It’s disheartening to see GM cease Volt production after just two generations. In 2007, Bob Lutz, then vice chairman of General Motors, pushed for the vehicle, even as internal opposition mounted. When GM filed for bankruptcy and the company was bleeding cash, Lutz continued to fight to develop the car. The Volt was supposed to revitalize the automaker, showing the world what GM is capable of in terms of engineering and forward thinking.
Things are different now, though. The Volt paved the way for the Chevrolet Bolt EV—and the automaker is invested in an all-electric future, promising 20 new electric vehicles by 2023. As Automotive News (subscription required) points out, General Motors and others will have to work hard to convince consumers that electric vehicles can match the capabilities of today’s gas-powered cars. And that could be difficult.
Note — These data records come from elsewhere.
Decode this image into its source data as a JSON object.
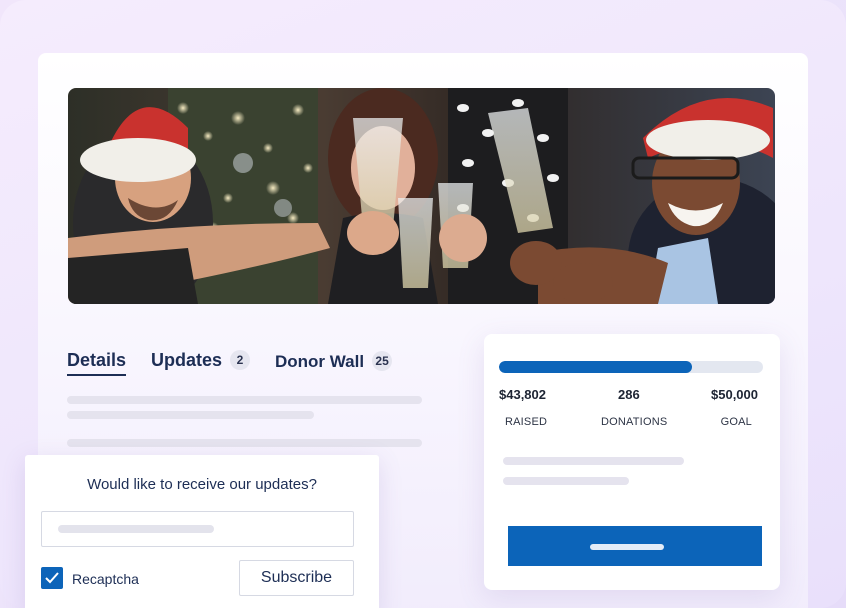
{
  "tabs": [
    {
      "label": "Details",
      "active": true
    },
    {
      "label": "Updates",
      "badge": "2"
    },
    {
      "label": "Donor Wall",
      "badge": "25"
    }
  ],
  "campaign": {
    "progress": 0.73,
    "raised_value": "$43,802",
    "raised_label": "RAISED",
    "donations_value": "286",
    "donations_label": "DONATIONS",
    "goal_value": "$50,000",
    "goal_label": "GOAL"
  },
  "subscribe": {
    "prompt": "Would like to receive our updates?",
    "recaptcha_label": "Recaptcha",
    "recaptcha_checked": true,
    "button_label": "Subscribe"
  },
  "colors": {
    "accent": "#0c64b9",
    "text_dark": "#1d2e55"
  },
  "icons": {
    "checkbox": "check-icon"
  }
}
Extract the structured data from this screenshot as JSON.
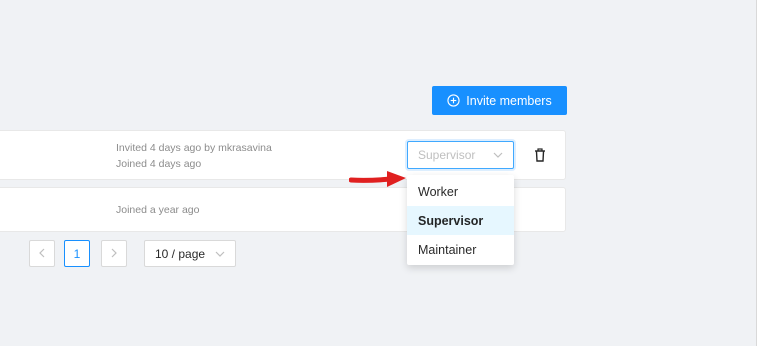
{
  "toolbar": {
    "invite_label": "Invite members",
    "invite_icon": "plus-circle-icon"
  },
  "members": [
    {
      "invited": "Invited 4 days ago by mkrasavina",
      "joined": "Joined 4 days ago",
      "role_placeholder": "Supervisor"
    },
    {
      "joined": "Joined a year ago"
    }
  ],
  "role_dropdown": {
    "options": [
      "Worker",
      "Supervisor",
      "Maintainer"
    ],
    "selected": "Supervisor"
  },
  "pagination": {
    "current_page": "1",
    "page_size": "10 / page"
  },
  "colors": {
    "primary": "#1890ff",
    "annotation_arrow": "#e02020",
    "selected_bg": "#e6f7ff"
  }
}
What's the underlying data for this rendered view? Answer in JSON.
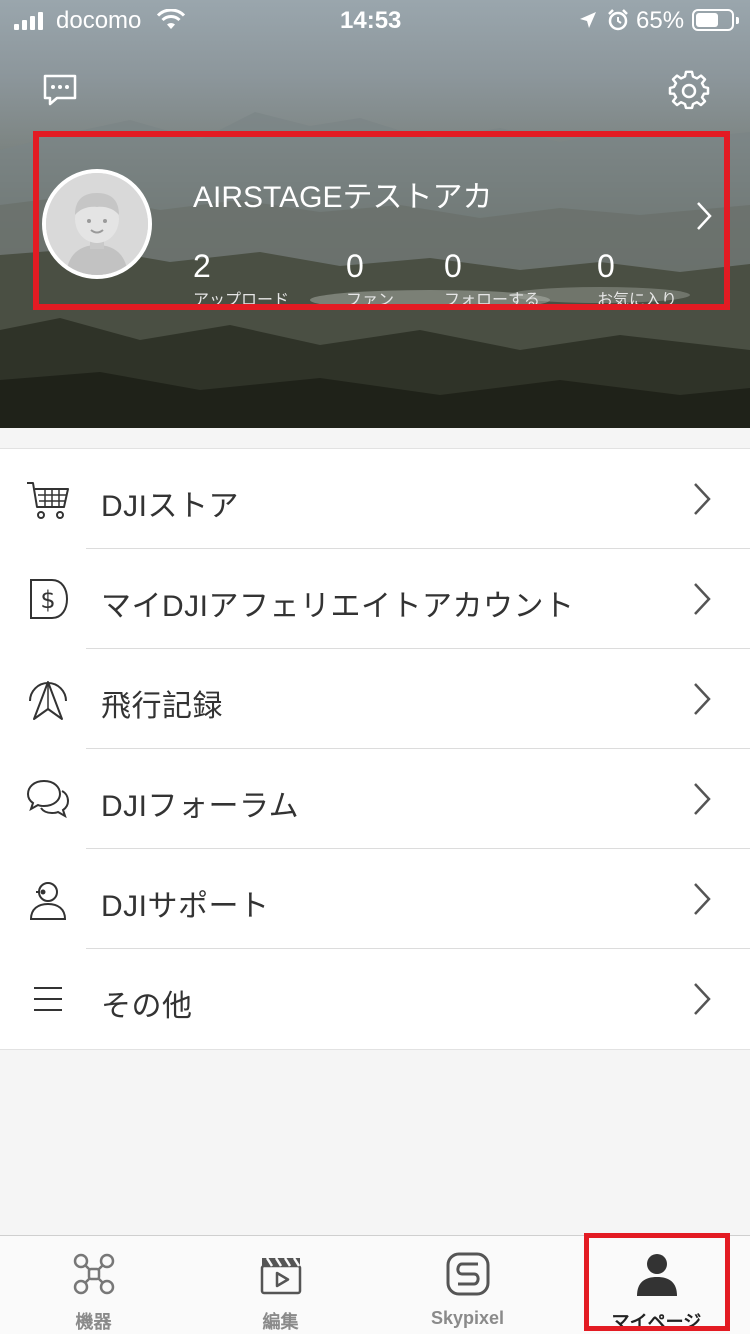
{
  "status_bar": {
    "carrier": "docomo",
    "time": "14:53",
    "battery_percent": "65%",
    "battery_level": 0.65,
    "icons": [
      "signal-icon",
      "wifi-icon",
      "location-arrow-icon",
      "alarm-icon",
      "battery-icon"
    ]
  },
  "header": {
    "message_icon": "chat-bubble-icon",
    "settings_icon": "gear-icon",
    "profile": {
      "username": "AIRSTAGEテストアカ",
      "avatar_icon": "default-avatar-icon",
      "stats": [
        {
          "value": "2",
          "label": "アップロード"
        },
        {
          "value": "0",
          "label": "ファン"
        },
        {
          "value": "0",
          "label": "フォローする"
        },
        {
          "value": "0",
          "label": "お気に入り"
        }
      ]
    }
  },
  "menu": {
    "items": [
      {
        "label": "DJIストア",
        "icon": "shopping-cart-icon"
      },
      {
        "label": "マイDJIアフェリエイトアカウント",
        "icon": "dollar-tag-icon"
      },
      {
        "label": "飛行記録",
        "icon": "flight-record-icon"
      },
      {
        "label": "DJIフォーラム",
        "icon": "chat-bubbles-icon"
      },
      {
        "label": "DJIサポート",
        "icon": "support-headset-icon"
      },
      {
        "label": "その他",
        "icon": "menu-lines-icon"
      }
    ]
  },
  "tabbar": {
    "tabs": [
      {
        "label": "機器",
        "icon": "drone-icon"
      },
      {
        "label": "編集",
        "icon": "clapperboard-icon"
      },
      {
        "label": "Skypixel",
        "icon": "skypixel-icon"
      },
      {
        "label": "マイページ",
        "icon": "person-icon"
      }
    ],
    "active": "マイページ"
  },
  "colors": {
    "highlight": "#e31b23",
    "menu_text": "#333333",
    "tab_inactive": "#8a8a8a"
  }
}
While the Bolt did outsell the Volt in 2017, sales have declined since. Gas is cheap right now, and, as General Motors navigates a massive restructuring, will rely on the high profits earned from trucks, SUVs, and crossovers to subsidize electric and autonomous vehicle research and development. The company plans an all-new electric Cadillac, riding on a new scalable EV architecture, to spearhead its electric efforts.
Yes, high-profit gasoline trucks and SUVs could serve as GM’s fallback plan. But, at least publicly, GM is convinced that consumers will be ready for fully electric vehicles. Yes, there are more competitors than ever dipping a toe in the EV market. But sales are still only a fraction of overall new-car sales in the U.S., and elsewhere in the world.
This is where nostalgia for the Volt comes into play. For many, it’s just another GM car with a bowtie and a funky powertrain. But underneath the glitz and glamour is a groundbreaking car. It may not have lasted decades, but it was important for General Motors—and the industry.